* [Exercise objective]:
Leave out all pictures while repeating the records exactly and completely.

* [Provided entries]:
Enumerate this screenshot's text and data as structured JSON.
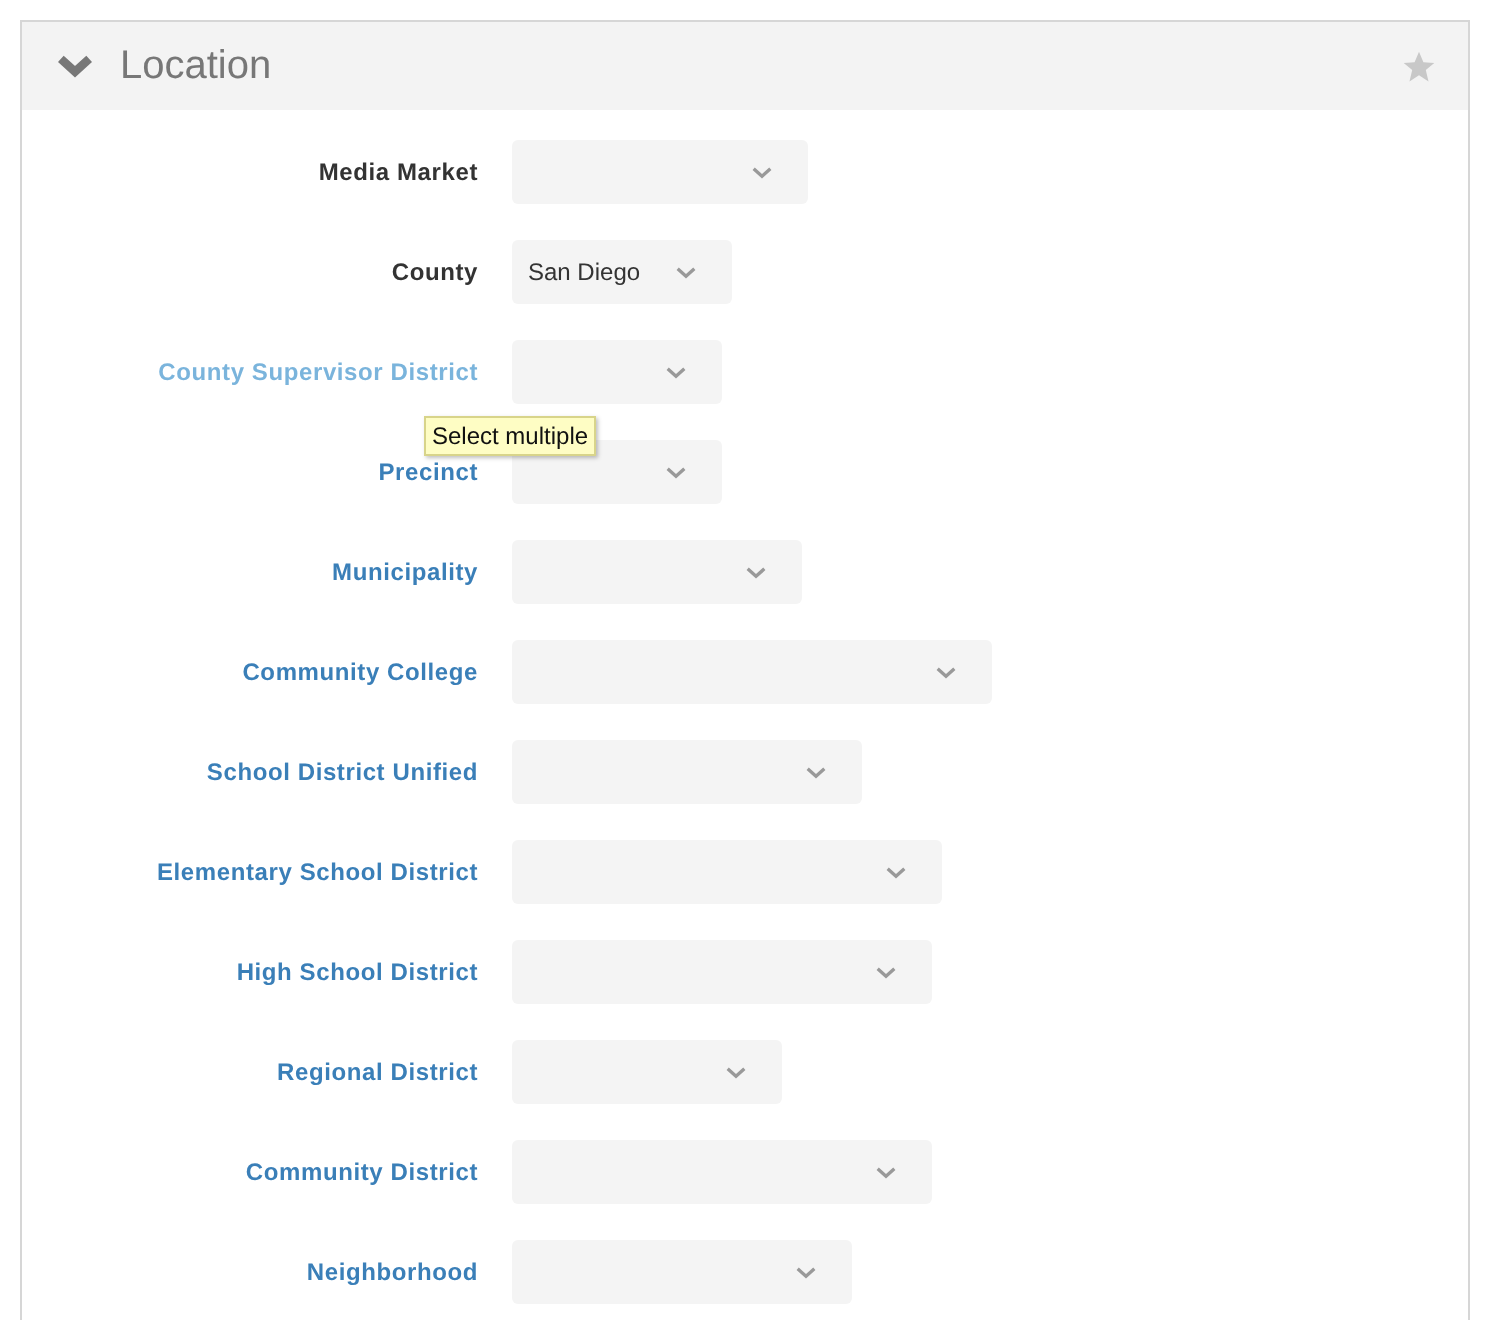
{
  "panel": {
    "title": "Location",
    "expanded": true,
    "starred": false
  },
  "fields": [
    {
      "label": "Media Market",
      "kind": "plain"
    },
    {
      "label": "County",
      "kind": "plain",
      "value": "San Diego"
    },
    {
      "label": "County Supervisor District",
      "kind": "hovered"
    },
    {
      "label": "Precinct",
      "kind": "link",
      "tooltip": "Select multiple"
    },
    {
      "label": "Municipality",
      "kind": "link"
    },
    {
      "label": "Community College",
      "kind": "link"
    },
    {
      "label": "School District Unified",
      "kind": "link"
    },
    {
      "label": "Elementary School District",
      "kind": "link"
    },
    {
      "label": "High School District",
      "kind": "link"
    },
    {
      "label": "Regional District",
      "kind": "link"
    },
    {
      "label": "Community District",
      "kind": "link"
    },
    {
      "label": "Neighborhood",
      "kind": "link"
    }
  ]
}
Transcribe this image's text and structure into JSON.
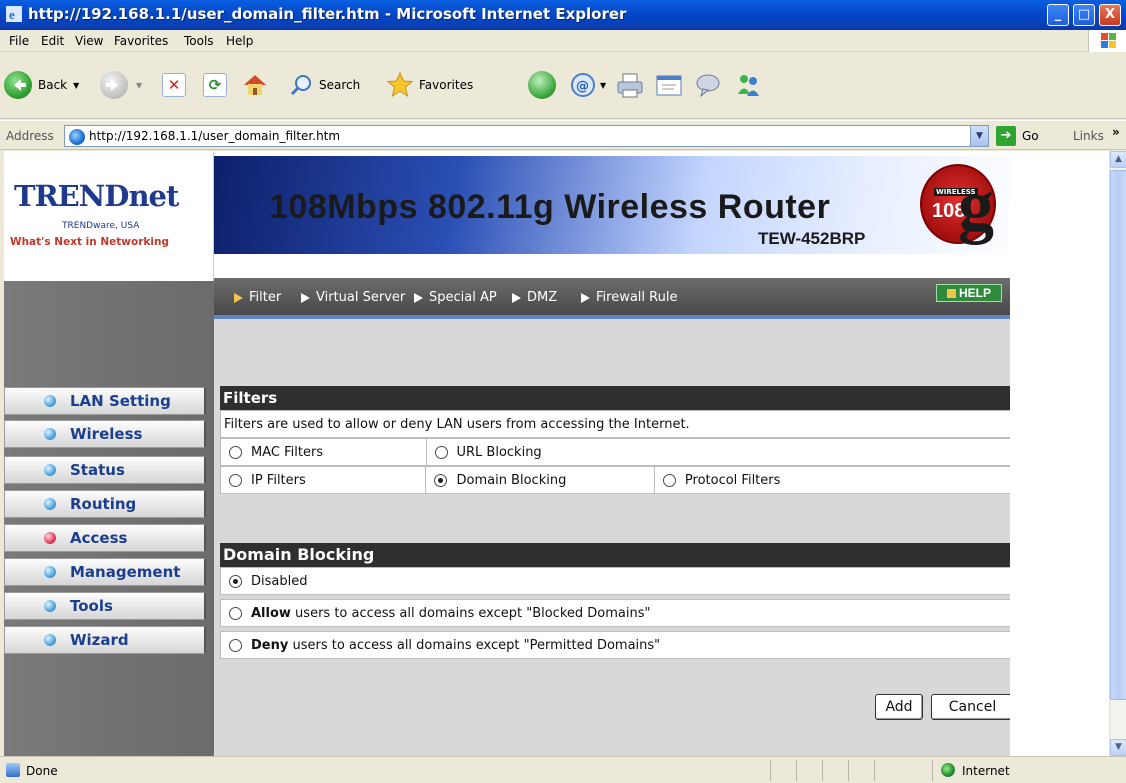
{
  "window": {
    "title": "http://192.168.1.1/user_domain_filter.htm - Microsoft Internet Explorer",
    "controls": {
      "minimize": "_",
      "maximize": "□",
      "close": "X"
    }
  },
  "menu": [
    "File",
    "Edit",
    "View",
    "Favorites",
    "Tools",
    "Help"
  ],
  "toolbar": {
    "back": "Back",
    "search": "Search",
    "favorites": "Favorites"
  },
  "address": {
    "label": "Address",
    "url": "http://192.168.1.1/user_domain_filter.htm",
    "go": "Go",
    "links": "Links"
  },
  "router": {
    "logo": {
      "brand": "TRENDnet",
      "sub": "TRENDware, USA",
      "tagline": "What's Next in Networking"
    },
    "banner": {
      "title": "108Mbps 802.11g Wireless Router",
      "model": "TEW-452BRP",
      "badge_wireless": "WIRELESS",
      "badge_108": "108",
      "badge_letter": "g"
    },
    "topnav": [
      "Filter",
      "Virtual Server",
      "Special AP",
      "DMZ",
      "Firewall Rule"
    ],
    "topnav_selected": "Filter",
    "help": "HELP",
    "sidebar": [
      {
        "label": "LAN Setting",
        "active": false
      },
      {
        "label": "Wireless",
        "active": false
      },
      {
        "label": "Status",
        "active": false
      },
      {
        "label": "Routing",
        "active": false
      },
      {
        "label": "Access",
        "active": true
      },
      {
        "label": "Management",
        "active": false
      },
      {
        "label": "Tools",
        "active": false
      },
      {
        "label": "Wizard",
        "active": false
      }
    ],
    "filters": {
      "heading": "Filters",
      "description": "Filters are used to allow or deny LAN users from accessing the Internet.",
      "options": [
        {
          "label": "MAC Filters",
          "checked": false
        },
        {
          "label": "URL Blocking",
          "checked": false
        },
        {
          "label": "IP Filters",
          "checked": false
        },
        {
          "label": "Domain Blocking",
          "checked": true
        },
        {
          "label": "Protocol Filters",
          "checked": false
        }
      ]
    },
    "domain_blocking": {
      "heading": "Domain Blocking",
      "disabled": "Disabled",
      "allow_bold": "Allow",
      "allow_rest": " users to access all domains except \"Blocked Domains\"",
      "deny_bold": "Deny",
      "deny_rest": " users to access all domains except \"Permitted Domains\"",
      "selected": "Disabled"
    },
    "buttons": {
      "add": "Add",
      "cancel": "Cancel"
    }
  },
  "status": {
    "text": "Done",
    "zone": "Internet"
  }
}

* [Task result]:
Enumerate this screenshot's text and data as structured JSON.
{
  "panel": {
    "title": "Location",
    "expanded": true,
    "starred": false
  },
  "fields": [
    {
      "label": "Media Market",
      "kind": "plain"
    },
    {
      "label": "County",
      "kind": "plain",
      "value": "San Diego"
    },
    {
      "label": "County Supervisor District",
      "kind": "hovered"
    },
    {
      "label": "Precinct",
      "kind": "link",
      "tooltip": "Select multiple"
    },
    {
      "label": "Municipality",
      "kind": "link"
    },
    {
      "label": "Community College",
      "kind": "link"
    },
    {
      "label": "School District Unified",
      "kind": "link"
    },
    {
      "label": "Elementary School District",
      "kind": "link"
    },
    {
      "label": "High School District",
      "kind": "link"
    },
    {
      "label": "Regional District",
      "kind": "link"
    },
    {
      "label": "Community District",
      "kind": "link"
    },
    {
      "label": "Neighborhood",
      "kind": "link"
    }
  ]
}
Transcribe this image's text and structure into JSON.
{
  "window": {
    "title": "http://192.168.1.1/user_domain_filter.htm - Microsoft Internet Explorer",
    "controls": {
      "minimize": "_",
      "maximize": "□",
      "close": "X"
    }
  },
  "menu": [
    "File",
    "Edit",
    "View",
    "Favorites",
    "Tools",
    "Help"
  ],
  "toolbar": {
    "back": "Back",
    "search": "Search",
    "favorites": "Favorites"
  },
  "address": {
    "label": "Address",
    "url": "http://192.168.1.1/user_domain_filter.htm",
    "go": "Go",
    "links": "Links"
  },
  "router": {
    "logo": {
      "brand": "TRENDnet",
      "sub": "TRENDware, USA",
      "tagline": "What's Next in Networking"
    },
    "banner": {
      "title": "108Mbps 802.11g Wireless Router",
      "model": "TEW-452BRP",
      "badge_wireless": "WIRELESS",
      "badge_108": "108",
      "badge_letter": "g"
    },
    "topnav": [
      "Filter",
      "Virtual Server",
      "Special AP",
      "DMZ",
      "Firewall Rule"
    ],
    "topnav_selected": "Filter",
    "help": "HELP",
    "sidebar": [
      {
        "label": "LAN Setting",
        "active": false
      },
      {
        "label": "Wireless",
        "active": false
      },
      {
        "label": "Status",
        "active": false
      },
      {
        "label": "Routing",
        "active": false
      },
      {
        "label": "Access",
        "active": true
      },
      {
        "label": "Management",
        "active": false
      },
      {
        "label": "Tools",
        "active": false
      },
      {
        "label": "Wizard",
        "active": false
      }
    ],
    "filters": {
      "heading": "Filters",
      "description": "Filters are used to allow or deny LAN users from accessing the Internet.",
      "options": [
        {
          "label": "MAC Filters",
          "checked": false
        },
        {
          "label": "URL Blocking",
          "checked": false
        },
        {
          "label": "IP Filters",
          "checked": false
        },
        {
          "label": "Domain Blocking",
          "checked": true
        },
        {
          "label": "Protocol Filters",
          "checked": false
        }
      ]
    },
    "domain_blocking": {
      "heading": "Domain Blocking",
      "disabled": "Disabled",
      "allow_bold": "Allow",
      "allow_rest": " users to access all domains except \"Blocked Domains\"",
      "deny_bold": "Deny",
      "deny_rest": " users to access all domains except \"Permitted Domains\"",
      "selected": "Disabled"
    },
    "buttons": {
      "add": "Add",
      "cancel": "Cancel"
    }
  },
  "status": {
    "text": "Done",
    "zone": "Internet"
  }
}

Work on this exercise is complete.